== EXERCISE AIM ==
Find and copy each line in the material below where the string "this" occurs.

▬▬▬▬▬▬▬▬▬▬

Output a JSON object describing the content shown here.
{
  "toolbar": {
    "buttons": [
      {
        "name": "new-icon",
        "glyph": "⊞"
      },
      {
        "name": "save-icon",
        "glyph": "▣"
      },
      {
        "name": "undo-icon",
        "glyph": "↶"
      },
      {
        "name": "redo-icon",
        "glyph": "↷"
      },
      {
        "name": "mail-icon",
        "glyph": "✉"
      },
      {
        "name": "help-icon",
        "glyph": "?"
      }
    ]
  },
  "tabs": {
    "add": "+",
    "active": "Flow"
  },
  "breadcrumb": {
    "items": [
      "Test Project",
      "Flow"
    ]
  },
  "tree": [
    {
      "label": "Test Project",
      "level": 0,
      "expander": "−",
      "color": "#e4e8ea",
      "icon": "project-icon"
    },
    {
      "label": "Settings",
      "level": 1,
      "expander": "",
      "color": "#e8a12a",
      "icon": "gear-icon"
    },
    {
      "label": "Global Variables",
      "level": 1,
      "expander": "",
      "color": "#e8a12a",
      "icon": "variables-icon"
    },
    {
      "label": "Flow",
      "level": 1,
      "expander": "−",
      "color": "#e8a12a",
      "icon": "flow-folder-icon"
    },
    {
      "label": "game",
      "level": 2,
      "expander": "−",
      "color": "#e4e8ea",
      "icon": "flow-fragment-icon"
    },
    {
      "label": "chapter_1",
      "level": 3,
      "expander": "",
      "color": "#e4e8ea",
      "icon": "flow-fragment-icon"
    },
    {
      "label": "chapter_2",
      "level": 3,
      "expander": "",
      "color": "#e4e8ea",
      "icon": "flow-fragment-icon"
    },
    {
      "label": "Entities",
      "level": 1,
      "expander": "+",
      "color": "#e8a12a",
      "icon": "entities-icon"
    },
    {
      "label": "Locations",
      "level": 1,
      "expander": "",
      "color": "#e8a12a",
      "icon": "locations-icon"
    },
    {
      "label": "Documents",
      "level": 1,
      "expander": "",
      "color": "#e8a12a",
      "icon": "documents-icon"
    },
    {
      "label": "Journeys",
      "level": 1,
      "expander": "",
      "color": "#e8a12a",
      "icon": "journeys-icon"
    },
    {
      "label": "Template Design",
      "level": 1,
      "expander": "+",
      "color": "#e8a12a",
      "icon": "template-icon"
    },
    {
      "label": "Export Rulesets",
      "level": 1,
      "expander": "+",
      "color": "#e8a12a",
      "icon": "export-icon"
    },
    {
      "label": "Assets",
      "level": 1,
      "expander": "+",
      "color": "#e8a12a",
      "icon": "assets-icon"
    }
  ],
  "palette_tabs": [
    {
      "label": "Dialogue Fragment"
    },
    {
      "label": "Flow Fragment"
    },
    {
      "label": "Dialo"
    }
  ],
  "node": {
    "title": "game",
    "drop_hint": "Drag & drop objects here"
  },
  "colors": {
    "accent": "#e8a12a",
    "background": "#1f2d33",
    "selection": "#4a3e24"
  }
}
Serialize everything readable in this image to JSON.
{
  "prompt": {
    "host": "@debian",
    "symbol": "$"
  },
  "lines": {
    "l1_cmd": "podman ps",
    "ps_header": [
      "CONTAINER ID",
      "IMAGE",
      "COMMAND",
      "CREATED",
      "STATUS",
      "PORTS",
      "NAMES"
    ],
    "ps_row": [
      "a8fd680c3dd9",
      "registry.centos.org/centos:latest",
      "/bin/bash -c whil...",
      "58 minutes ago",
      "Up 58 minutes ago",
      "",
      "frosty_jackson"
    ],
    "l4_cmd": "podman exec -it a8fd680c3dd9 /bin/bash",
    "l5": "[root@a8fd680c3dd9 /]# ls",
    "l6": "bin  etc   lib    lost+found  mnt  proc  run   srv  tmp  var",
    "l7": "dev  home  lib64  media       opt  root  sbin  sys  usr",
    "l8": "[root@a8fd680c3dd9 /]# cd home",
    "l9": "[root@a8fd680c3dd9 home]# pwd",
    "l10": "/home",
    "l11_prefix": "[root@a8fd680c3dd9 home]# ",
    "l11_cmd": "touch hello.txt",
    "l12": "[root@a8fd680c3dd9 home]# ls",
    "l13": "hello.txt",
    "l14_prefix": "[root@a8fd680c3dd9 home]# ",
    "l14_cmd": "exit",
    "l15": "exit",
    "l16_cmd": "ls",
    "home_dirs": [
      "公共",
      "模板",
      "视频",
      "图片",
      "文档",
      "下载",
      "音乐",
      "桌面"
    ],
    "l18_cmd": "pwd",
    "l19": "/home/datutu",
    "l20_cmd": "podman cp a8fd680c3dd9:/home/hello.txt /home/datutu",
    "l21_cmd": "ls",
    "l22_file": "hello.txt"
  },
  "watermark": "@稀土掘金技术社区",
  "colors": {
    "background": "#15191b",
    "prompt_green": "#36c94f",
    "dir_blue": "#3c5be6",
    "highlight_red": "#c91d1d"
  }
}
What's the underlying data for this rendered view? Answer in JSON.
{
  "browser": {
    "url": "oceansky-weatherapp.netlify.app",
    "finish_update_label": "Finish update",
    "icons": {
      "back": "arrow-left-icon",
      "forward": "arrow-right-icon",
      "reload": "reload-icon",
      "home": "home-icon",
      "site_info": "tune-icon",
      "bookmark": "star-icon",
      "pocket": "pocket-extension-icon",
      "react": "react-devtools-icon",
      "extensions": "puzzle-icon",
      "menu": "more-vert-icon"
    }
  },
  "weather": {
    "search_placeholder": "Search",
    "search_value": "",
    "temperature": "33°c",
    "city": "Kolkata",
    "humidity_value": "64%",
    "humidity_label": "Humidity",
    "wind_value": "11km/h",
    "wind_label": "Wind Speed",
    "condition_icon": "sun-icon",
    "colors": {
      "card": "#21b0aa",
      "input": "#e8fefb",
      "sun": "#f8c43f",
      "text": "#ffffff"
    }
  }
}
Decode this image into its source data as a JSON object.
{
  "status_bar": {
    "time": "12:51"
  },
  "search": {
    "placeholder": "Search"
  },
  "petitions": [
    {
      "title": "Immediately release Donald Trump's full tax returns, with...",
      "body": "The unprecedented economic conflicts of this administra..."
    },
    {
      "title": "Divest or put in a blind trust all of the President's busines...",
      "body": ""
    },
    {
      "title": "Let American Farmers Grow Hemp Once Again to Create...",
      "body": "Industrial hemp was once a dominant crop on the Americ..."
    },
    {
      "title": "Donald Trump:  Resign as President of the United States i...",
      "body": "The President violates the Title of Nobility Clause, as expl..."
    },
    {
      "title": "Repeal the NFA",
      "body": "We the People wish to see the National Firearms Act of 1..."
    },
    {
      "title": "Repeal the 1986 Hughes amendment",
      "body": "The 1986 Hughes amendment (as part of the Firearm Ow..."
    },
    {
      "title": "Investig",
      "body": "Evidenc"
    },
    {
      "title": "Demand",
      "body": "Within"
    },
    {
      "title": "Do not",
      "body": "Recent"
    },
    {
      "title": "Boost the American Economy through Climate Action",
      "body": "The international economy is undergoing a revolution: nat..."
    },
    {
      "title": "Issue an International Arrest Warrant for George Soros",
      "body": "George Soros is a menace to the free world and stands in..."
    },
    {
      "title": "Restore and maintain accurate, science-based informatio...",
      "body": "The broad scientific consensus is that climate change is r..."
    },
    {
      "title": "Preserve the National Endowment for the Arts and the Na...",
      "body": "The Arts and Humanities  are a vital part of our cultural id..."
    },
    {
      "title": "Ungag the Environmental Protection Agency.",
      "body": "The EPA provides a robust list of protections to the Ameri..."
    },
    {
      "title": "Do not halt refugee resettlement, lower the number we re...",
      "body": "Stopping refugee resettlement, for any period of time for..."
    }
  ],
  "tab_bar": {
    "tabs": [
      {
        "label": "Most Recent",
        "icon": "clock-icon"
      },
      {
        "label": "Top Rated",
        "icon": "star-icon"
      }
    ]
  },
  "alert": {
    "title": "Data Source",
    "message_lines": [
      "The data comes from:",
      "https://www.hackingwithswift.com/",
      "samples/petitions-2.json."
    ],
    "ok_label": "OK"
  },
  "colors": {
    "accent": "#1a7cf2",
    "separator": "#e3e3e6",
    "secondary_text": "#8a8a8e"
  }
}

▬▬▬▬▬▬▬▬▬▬

== YOUR SOLUTION ==
Serialize everything readable in this image to JSON.
What's the underlying data for this rendered view? Answer in JSON.
Decode this image into its source data as a JSON object.
      "body": "The unprecedented economic conflicts of this administra..."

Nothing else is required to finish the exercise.